Editor's Note: Bryan originally wrote this article for the EMS community. Read it; think about it; consider it as it pertains to the law enforcement community. Interesting answers come to light about fitness across the entire public safety spectrum.
Last year I wrote a series of articles on fitness and wellness within EMS. I did not realize the can of worms that I would open within the emergency services. I have received countless e-mails from all over the globe on this topic, which tells me that the issue is larger than I had perceived. But the common denominator in all the inquiries is - how do you implement a POST employment fitness program and have the crews adhere to those norms?
As we all know a pre-employment fitness test is administered prior to hiring, but the conundrum is simply who designed the tests, are they valid and are they reproducible? I have personally seen many medics who wheeze climbing 2 flights of stairs pass these tests. So I am left wondering if the testing is done simply to appease the insurance company.
Let's face it, the system is flawed, medics are in demand, pay is poor and job stress is high. But, how do we as a profession set a standard and keep it? Fire and Police do not seem to have a problem; they get tested yearly and accept that fact. In EMS just the mere mention of yearly fitness testing incites a riot. Why, what are we so afraid of? Are we truly afraid of being healthy? Do we want to become our patients? Obese, on 7 meds, sedentary... or are most of you already there?
I know, modern EMS, especially in an urban setting is very busy and 911 abuse is rampant. There is little time to eat, sleep and rest let alone exercise. What about your days off? One of the true beauties of EMS is that you have built in days off. Should we be accountable to take care of ourselves on our off days? Almost every health club in the country has discounts for public safety employees.
If I were an occupational health nurse or safety officer I would lose my mind at the lack of motivation from most medics to ensure their own health and wellness. But since medics are unable to take care of themselves I guess it becomes the burden of the administration to protect us from ourselves. I mean why not, they already buy equipment to allow us to lift safer because we can not be disciplined enough ourselves to use proper mechanics.
Ok, enough ranting about how unmotivated some medics are to exercise. Back to testing. How do you make yearly testing something the crews will adhere to? My first thought is to simply make it a job standard, just like ACLS/PALS are required to maintain your patch.
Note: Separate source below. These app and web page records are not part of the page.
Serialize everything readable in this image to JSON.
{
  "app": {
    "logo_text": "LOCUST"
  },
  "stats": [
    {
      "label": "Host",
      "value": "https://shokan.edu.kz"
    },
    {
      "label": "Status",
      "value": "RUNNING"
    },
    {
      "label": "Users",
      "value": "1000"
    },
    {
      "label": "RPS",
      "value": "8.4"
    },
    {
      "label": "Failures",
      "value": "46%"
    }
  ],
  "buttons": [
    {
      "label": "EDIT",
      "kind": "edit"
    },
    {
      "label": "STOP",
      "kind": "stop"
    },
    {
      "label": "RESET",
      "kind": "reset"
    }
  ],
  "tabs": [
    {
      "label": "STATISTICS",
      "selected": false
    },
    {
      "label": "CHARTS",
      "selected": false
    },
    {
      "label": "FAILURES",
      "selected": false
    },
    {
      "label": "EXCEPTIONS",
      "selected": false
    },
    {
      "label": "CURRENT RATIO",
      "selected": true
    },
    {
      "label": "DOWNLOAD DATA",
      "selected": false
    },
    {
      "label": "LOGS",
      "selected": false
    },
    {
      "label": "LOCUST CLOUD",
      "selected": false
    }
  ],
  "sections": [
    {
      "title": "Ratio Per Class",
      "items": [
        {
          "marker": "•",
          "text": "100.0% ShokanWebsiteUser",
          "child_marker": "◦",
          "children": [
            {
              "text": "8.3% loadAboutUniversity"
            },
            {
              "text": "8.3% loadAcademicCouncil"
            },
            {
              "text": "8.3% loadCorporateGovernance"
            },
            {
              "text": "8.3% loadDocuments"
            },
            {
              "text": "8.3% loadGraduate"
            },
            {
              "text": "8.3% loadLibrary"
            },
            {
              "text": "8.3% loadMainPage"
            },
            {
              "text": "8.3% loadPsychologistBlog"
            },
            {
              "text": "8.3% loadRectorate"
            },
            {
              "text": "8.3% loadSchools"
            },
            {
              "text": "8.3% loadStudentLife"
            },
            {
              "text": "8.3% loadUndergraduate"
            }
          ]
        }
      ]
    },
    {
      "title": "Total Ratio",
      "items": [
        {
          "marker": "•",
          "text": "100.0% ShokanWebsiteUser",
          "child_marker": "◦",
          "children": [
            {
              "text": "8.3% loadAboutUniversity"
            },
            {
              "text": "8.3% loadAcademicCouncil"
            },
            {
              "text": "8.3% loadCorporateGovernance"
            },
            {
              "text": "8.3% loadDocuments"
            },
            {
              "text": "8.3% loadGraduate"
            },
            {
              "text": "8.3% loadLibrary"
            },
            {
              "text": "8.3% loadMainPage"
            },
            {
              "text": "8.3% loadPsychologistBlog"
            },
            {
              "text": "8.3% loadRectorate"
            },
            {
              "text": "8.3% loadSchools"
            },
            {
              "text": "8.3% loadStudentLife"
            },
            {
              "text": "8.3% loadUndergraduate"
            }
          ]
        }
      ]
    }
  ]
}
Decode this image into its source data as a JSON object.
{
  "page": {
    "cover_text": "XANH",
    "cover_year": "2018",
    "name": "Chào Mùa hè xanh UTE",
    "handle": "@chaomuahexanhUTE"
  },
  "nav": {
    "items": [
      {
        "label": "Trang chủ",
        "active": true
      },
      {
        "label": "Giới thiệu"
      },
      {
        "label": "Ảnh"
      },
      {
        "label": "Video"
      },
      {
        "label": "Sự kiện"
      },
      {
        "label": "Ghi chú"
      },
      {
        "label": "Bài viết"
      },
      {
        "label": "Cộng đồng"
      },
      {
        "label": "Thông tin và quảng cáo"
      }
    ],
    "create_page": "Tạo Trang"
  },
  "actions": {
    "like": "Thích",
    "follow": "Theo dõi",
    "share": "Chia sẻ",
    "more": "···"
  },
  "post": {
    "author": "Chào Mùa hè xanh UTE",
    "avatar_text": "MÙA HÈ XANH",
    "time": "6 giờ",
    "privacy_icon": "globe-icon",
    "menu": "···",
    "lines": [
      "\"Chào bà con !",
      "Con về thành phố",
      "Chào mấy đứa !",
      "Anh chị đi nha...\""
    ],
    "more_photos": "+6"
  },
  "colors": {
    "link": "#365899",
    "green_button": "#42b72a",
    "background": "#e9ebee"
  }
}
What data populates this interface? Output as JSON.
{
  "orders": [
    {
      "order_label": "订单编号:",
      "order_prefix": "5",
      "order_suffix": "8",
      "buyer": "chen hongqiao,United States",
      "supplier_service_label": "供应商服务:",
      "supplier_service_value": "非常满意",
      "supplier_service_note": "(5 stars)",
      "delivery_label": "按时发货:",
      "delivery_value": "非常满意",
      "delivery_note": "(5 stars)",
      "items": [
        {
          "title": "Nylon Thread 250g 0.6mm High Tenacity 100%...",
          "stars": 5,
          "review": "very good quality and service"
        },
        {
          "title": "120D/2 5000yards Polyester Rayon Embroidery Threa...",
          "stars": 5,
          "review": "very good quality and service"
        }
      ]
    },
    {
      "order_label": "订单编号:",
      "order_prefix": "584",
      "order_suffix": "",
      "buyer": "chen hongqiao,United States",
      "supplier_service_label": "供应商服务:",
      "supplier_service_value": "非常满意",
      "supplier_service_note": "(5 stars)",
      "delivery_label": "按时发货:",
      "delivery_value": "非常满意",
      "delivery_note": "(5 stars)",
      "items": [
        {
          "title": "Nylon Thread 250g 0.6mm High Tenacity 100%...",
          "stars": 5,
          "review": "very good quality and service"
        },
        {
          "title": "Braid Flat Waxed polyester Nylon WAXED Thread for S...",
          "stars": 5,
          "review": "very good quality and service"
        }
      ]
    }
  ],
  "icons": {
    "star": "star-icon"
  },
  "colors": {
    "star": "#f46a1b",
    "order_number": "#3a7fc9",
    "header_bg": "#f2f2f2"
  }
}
If your certification expires no patient care until you recertify; if you can not pass a fitness test are you not a liability to yourself and the department? Being unfit physically and/or educationally makes you a liability. You would not think of running calls with a revoked certification but you just might be doing it every day with a body that should be revoked.
Stay tuned for a monthly column where we will explore this topic and others further.
If you or your department has fitness testing for Medics please drop me a line and let me know what you do and how you do it, at firstname.lastname@example.org.